**TASK INSTRUCTIONS**
Working through the records below, count the lines that include "category". The reply is that number alone.

--- GIVEN RECORDS Enclosed Below ---

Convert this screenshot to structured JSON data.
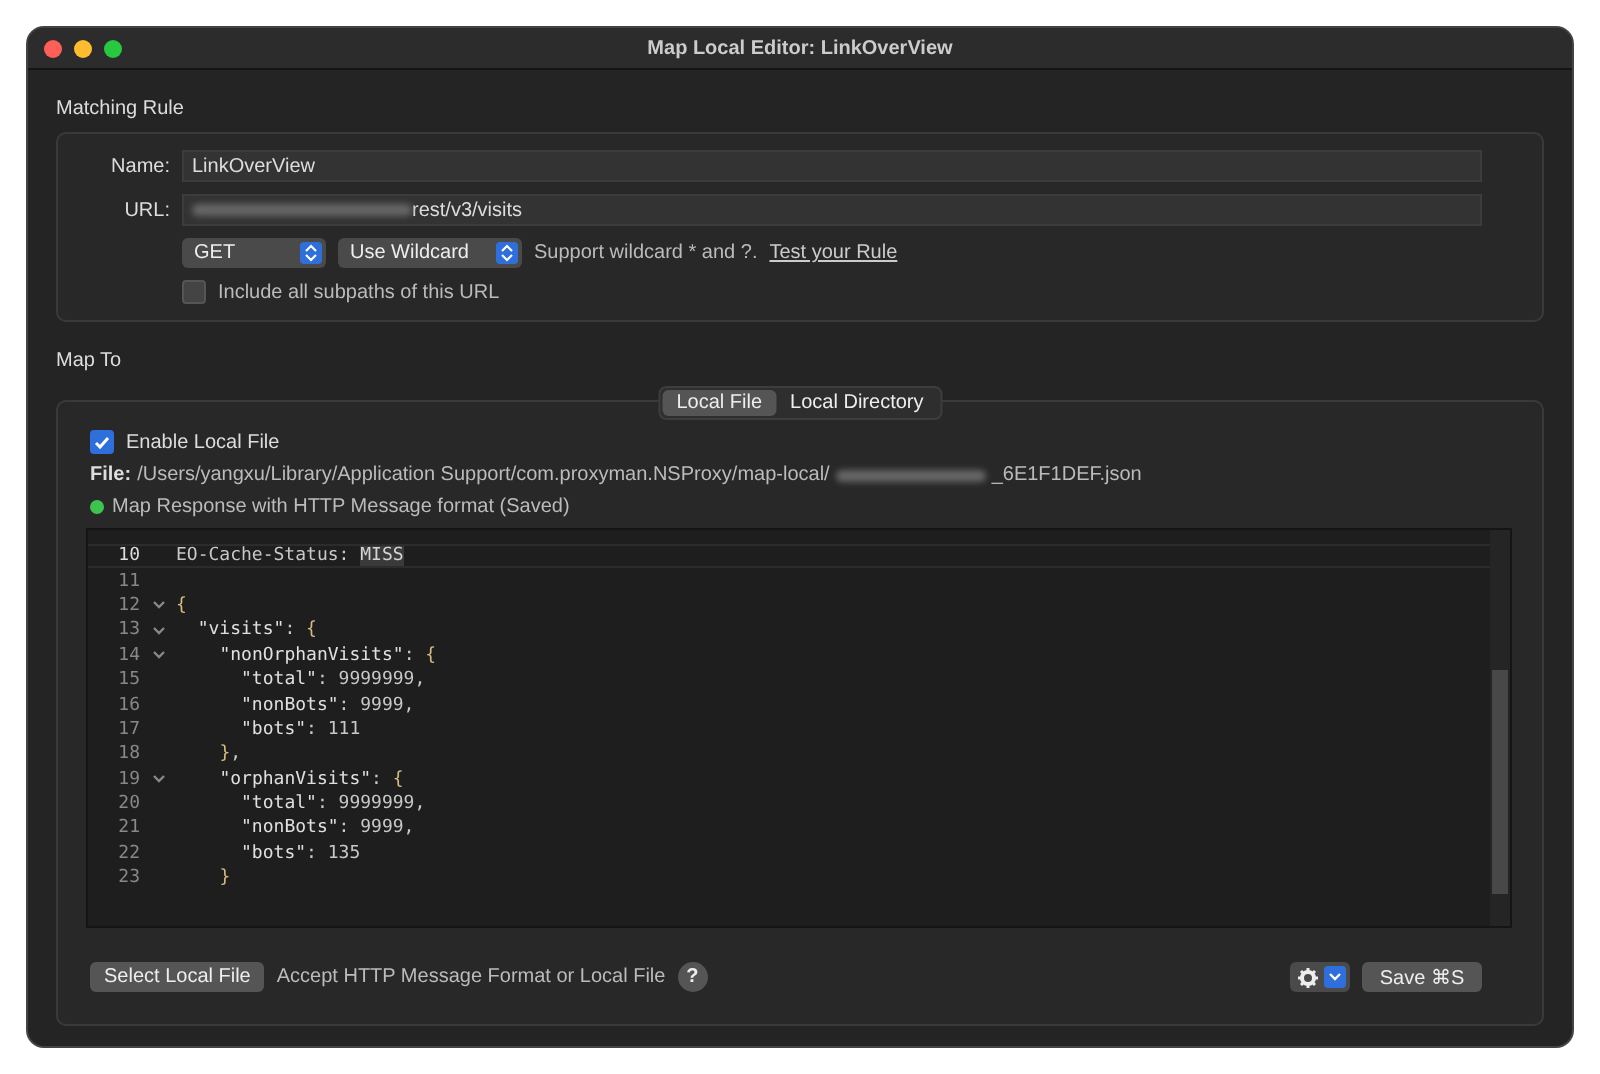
{
  "window": {
    "title": "Map Local Editor: LinkOverView"
  },
  "matching_rule": {
    "heading": "Matching Rule",
    "name_label": "Name:",
    "name_value": "LinkOverView",
    "url_label": "URL:",
    "url_value": "rest/v3/visits",
    "method": "GET",
    "match_mode": "Use Wildcard",
    "hint": "Support wildcard * and ?.",
    "test_link": "Test your Rule",
    "subpaths": {
      "label": "Include all subpaths of this URL",
      "checked": false
    }
  },
  "map_to": {
    "heading": "Map To",
    "tabs": [
      {
        "label": "Local File",
        "selected": true
      },
      {
        "label": "Local Directory",
        "selected": false
      }
    ],
    "enable": {
      "label": "Enable Local File",
      "checked": true
    },
    "file_label": "File:",
    "file_path": "/Users/yangxu/Library/Application Support/com.proxyman.NSProxy/map-local/",
    "file_suffix": "_6E1F1DEF.json",
    "status": {
      "text": "Map Response with HTTP Message format (Saved)",
      "color": "#3fc34f"
    },
    "code_lines": [
      {
        "num": "10",
        "text": "EO-Cache-Status: ",
        "highlight": "MISS",
        "fold": false,
        "current": true
      },
      {
        "num": "11",
        "fold": false,
        "current": false
      },
      {
        "num": "12",
        "text": "{",
        "fold": true,
        "current": false
      },
      {
        "num": "13",
        "text": "  \"visits\": {",
        "fold": true,
        "current": false
      },
      {
        "num": "14",
        "text": "    \"nonOrphanVisits\": {",
        "fold": true,
        "current": false
      },
      {
        "num": "15",
        "text": "      \"total\": 9999999,",
        "fold": false,
        "current": false
      },
      {
        "num": "16",
        "text": "      \"nonBots\": 9999,",
        "fold": false,
        "current": false
      },
      {
        "num": "17",
        "text": "      \"bots\": 111",
        "fold": false,
        "current": false
      },
      {
        "num": "18",
        "text": "    },",
        "fold": false,
        "current": false
      },
      {
        "num": "19",
        "text": "    \"orphanVisits\": {",
        "fold": true,
        "current": false
      },
      {
        "num": "20",
        "text": "      \"total\": 9999999,",
        "fold": false,
        "current": false
      },
      {
        "num": "21",
        "text": "      \"nonBots\": 9999,",
        "fold": false,
        "current": false
      },
      {
        "num": "22",
        "text": "      \"bots\": 135",
        "fold": false,
        "current": false
      },
      {
        "num": "23",
        "text": "    }",
        "fold": false,
        "current": false
      }
    ],
    "select_button": "Select Local File",
    "footer_hint": "Accept HTTP Message Format or Local File",
    "help": "?",
    "save_button": "Save ⌘S"
  }
}
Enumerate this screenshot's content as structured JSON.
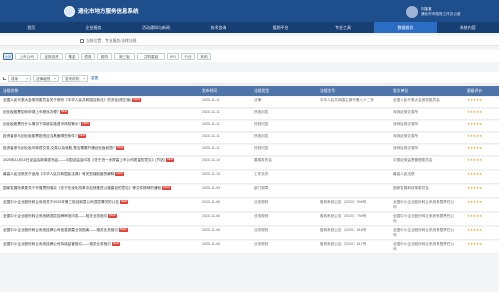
{
  "header": {
    "site_title": "通化市地方服务信息系统",
    "user_name": "刘某某",
    "user_org": "通化市市政府工作办公室"
  },
  "nav": [
    {
      "label": "首页",
      "active": false
    },
    {
      "label": "企业服务",
      "active": false
    },
    {
      "label": "活动通知与新闻",
      "active": false
    },
    {
      "label": "技术咨询",
      "active": false
    },
    {
      "label": "援助平台",
      "active": false
    },
    {
      "label": "专业工具",
      "active": false
    },
    {
      "label": "数据服务",
      "active": true
    },
    {
      "label": "系统内容",
      "active": false
    }
  ],
  "breadcrumb": "当前位置：专业服务/法律法规",
  "categories": [
    "全部",
    "上市公司",
    "证券投资",
    "基金",
    "债券",
    "期货",
    "新三板",
    "并购重组",
    "IPO",
    "行业",
    "其他"
  ],
  "filters": {
    "sort_label": "排序",
    "type_label": "法律级别",
    "issuer_label": "发布机构",
    "reset_label": "重置"
  },
  "table_headers": [
    "法规名称",
    "发布时间",
    "法规类型",
    "法规文号",
    "发文单位",
    "星级评价"
  ],
  "new_tag": "NEW",
  "rows": [
    {
      "title": "全国人民代表大会常务委员会关于修改《中华人民共和国证券法》的决定(修正案)",
      "date": "2020-11-11",
      "type": "法律",
      "number": "中华人民共和国主席令第八十二号",
      "issuer": "全国人民代表大会常务委员会",
      "stars": "★★★★★",
      "has_new": true
    },
    {
      "title": "创业板股票如何申请上市程序办理?",
      "date": "2020-11-11",
      "type": "热线问答",
      "number": "",
      "issuer": "深圳证券交易所",
      "stars": "★★★★★",
      "has_new": true
    },
    {
      "title": "创业板股票在什么情况下将被实施退市风险警示?",
      "date": "2020-11-11",
      "type": "热线问答",
      "number": "",
      "issuer": "深圳证券交易所",
      "stars": "★★★★★",
      "has_new": true
    },
    {
      "title": "投资者参与创业板股票投资应当具备哪些条件?",
      "date": "2020-11-11",
      "type": "热线问答",
      "number": "",
      "issuer": "深圳证券交易所",
      "stars": "★★★★★",
      "has_new": true
    },
    {
      "title": "投资者参与创业板可转债交易,交易以及转股,是否需要开通创业板权限?",
      "date": "2020-11-11",
      "type": "热线问答",
      "number": "",
      "issuer": "深圳证券交易所",
      "stars": "★★★★★",
      "has_new": true
    },
    {
      "title": "2020年11月10日证监会新闻发布会——中国证监会印发《关于进一步提高上市公司质量的意见》(节选)",
      "date": "2020-11-10",
      "type": "要闻发布会",
      "number": "",
      "issuer": "中国证券监督管理委员会",
      "stars": "★★★★★",
      "has_new": true
    },
    {
      "title": "最高人民法院关于适用《中华人民共和国民法典》有关担保制度的解释",
      "date": "2020-11-10",
      "type": "工作文件",
      "number": "",
      "issuer": "最高人民法院",
      "stars": "★★★★★",
      "has_new": true
    },
    {
      "title": "国家发展改革委关于开展贯彻落实《关于在深化改革中加快推进公路建设的意见》等文件精神的通知",
      "date": "2020-11-09",
      "type": "部门规章",
      "number": "",
      "issuer": "国家发展和改革委员会",
      "stars": "★★★★★",
      "has_new": true
    },
    {
      "title": "全国中小企业股份转让系统关于2020年第三批创新层公司进层情况的公告",
      "date": "2020-11-06",
      "type": "业务规则",
      "number": "股转系统公告〔2020〕908号",
      "issuer": "全国中小企业股份转让系统有限责任公司",
      "stars": "★★★★★",
      "has_new": true
    },
    {
      "title": "全国中小企业股份转让系统精选层挂牌审查问答——相关业务指引",
      "date": "2020-11-06",
      "type": "业务规则",
      "number": "股转系统公告〔2020〕794号",
      "issuer": "全国中小企业股份转让系统有限责任公司",
      "stars": "★★★★★",
      "has_new": true
    },
    {
      "title": "全国中小企业股份转让系统挂牌公司信息披露业务指南——相关业务指引",
      "date": "2020-11-06",
      "type": "业务规则",
      "number": "股转系统公告〔2020〕816号",
      "issuer": "全国中小企业股份转让系统有限责任公司",
      "stars": "★★★★★",
      "has_new": true
    },
    {
      "title": "全国中小企业股份转让系统挂牌公司持续监管指引——相关业务指引",
      "date": "2020-11-06",
      "type": "业务规则",
      "number": "股转系统公告〔2020〕817号",
      "issuer": "全国中小企业股份转让系统有限责任公司",
      "stars": "★★★★★",
      "has_new": true
    }
  ],
  "colors": {
    "header": "#1f4e8c",
    "nav": "#173f73",
    "nav_active": "#2b6cc4",
    "table_head": "#4e74a8",
    "tag": "#e2453c",
    "star": "#f0a020"
  }
}
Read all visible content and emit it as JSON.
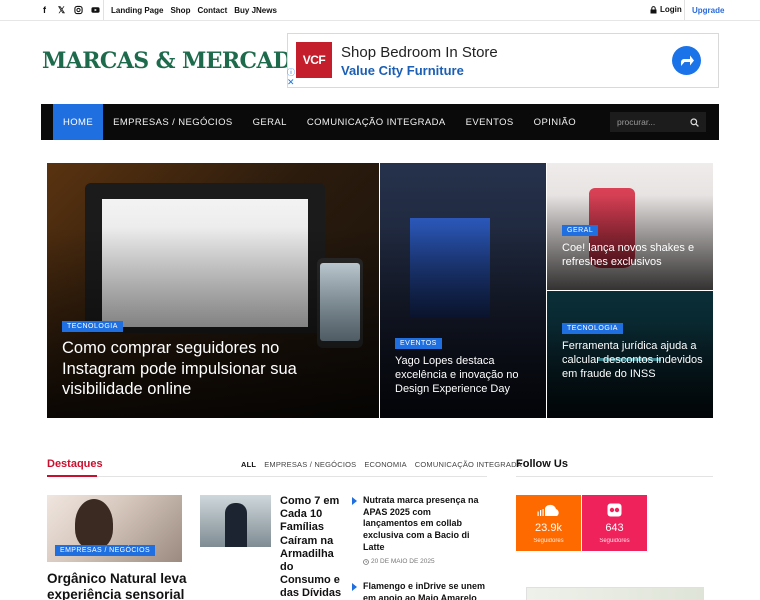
{
  "topbar": {
    "social_icons": [
      "facebook-icon",
      "x-icon",
      "instagram-icon",
      "youtube-icon"
    ],
    "links": [
      "Landing Page",
      "Shop",
      "Contact",
      "Buy JNews"
    ],
    "login": "Login",
    "upgrade": "Upgrade"
  },
  "logo": "MARCAS & MERCADOS",
  "ad": {
    "logo_text": "VCF",
    "title": "Shop Bedroom In Store",
    "subtitle": "Value City Furniture"
  },
  "nav": {
    "items": [
      "HOME",
      "EMPRESAS / NEGÓCIOS",
      "GERAL",
      "COMUNICAÇÃO INTEGRADA",
      "EVENTOS",
      "OPINIÃO"
    ],
    "active": "HOME",
    "search_placeholder": "procurar..."
  },
  "hero": {
    "main": {
      "category": "TECNOLOGIA",
      "title": "Como comprar seguidores no Instagram pode impulsionar sua visibilidade online"
    },
    "middle": {
      "category": "EVENTOS",
      "title": "Yago Lopes destaca excelência e inovação no Design Experience Day"
    },
    "top_right": {
      "category": "GERAL",
      "title": "Coe! lança novos shakes e refreshes exclusivos"
    },
    "bottom_right": {
      "category": "TECNOLOGIA",
      "title": "Ferramenta jurídica ajuda a calcular descontos indevidos em fraude do INSS"
    }
  },
  "destaques": {
    "title": "Destaques",
    "filters": [
      "ALL",
      "EMPRESAS / NEGÓCIOS",
      "ECONOMIA",
      "COMUNICAÇÃO INTEGRADA"
    ],
    "card1": {
      "category": "EMPRESAS / NEGÓCIOS",
      "title": "Orgânico Natural leva experiência sensorial"
    },
    "card2": {
      "title": "Como 7 em Cada 10 Famílias Caíram na Armadilha do Consumo e das Dívidas"
    },
    "list": [
      {
        "title": "Nutrata marca presença na APAS 2025 com lançamentos em collab exclusiva com a Bacio di Latte",
        "date": "20 DE MAIO DE 2025"
      },
      {
        "title": "Flamengo e inDrive se unem em apoio ao Maio Amarelo",
        "date": ""
      }
    ]
  },
  "follow": {
    "title": "Follow Us",
    "boxes": [
      {
        "network": "soundcloud-icon",
        "count": "23.9k",
        "label": "Seguidores",
        "color": "#ff6a00"
      },
      {
        "network": "flickr-icon",
        "count": "643",
        "label": "Seguidores",
        "color": "#f0225c"
      }
    ]
  }
}
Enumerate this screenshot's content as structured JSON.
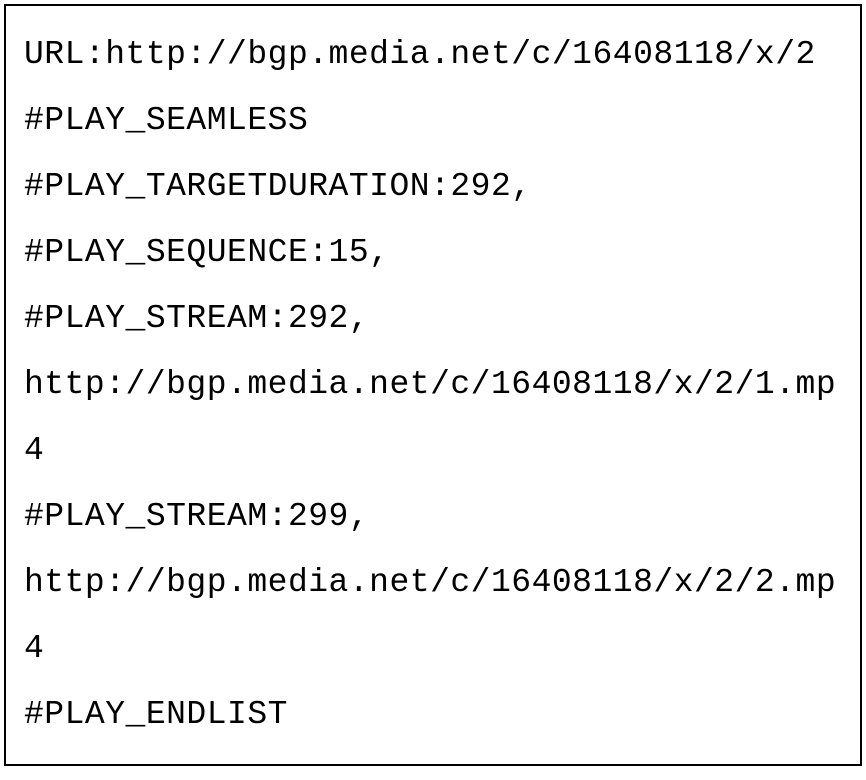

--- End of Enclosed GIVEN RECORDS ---

**WRITTEN RESPONSE**
5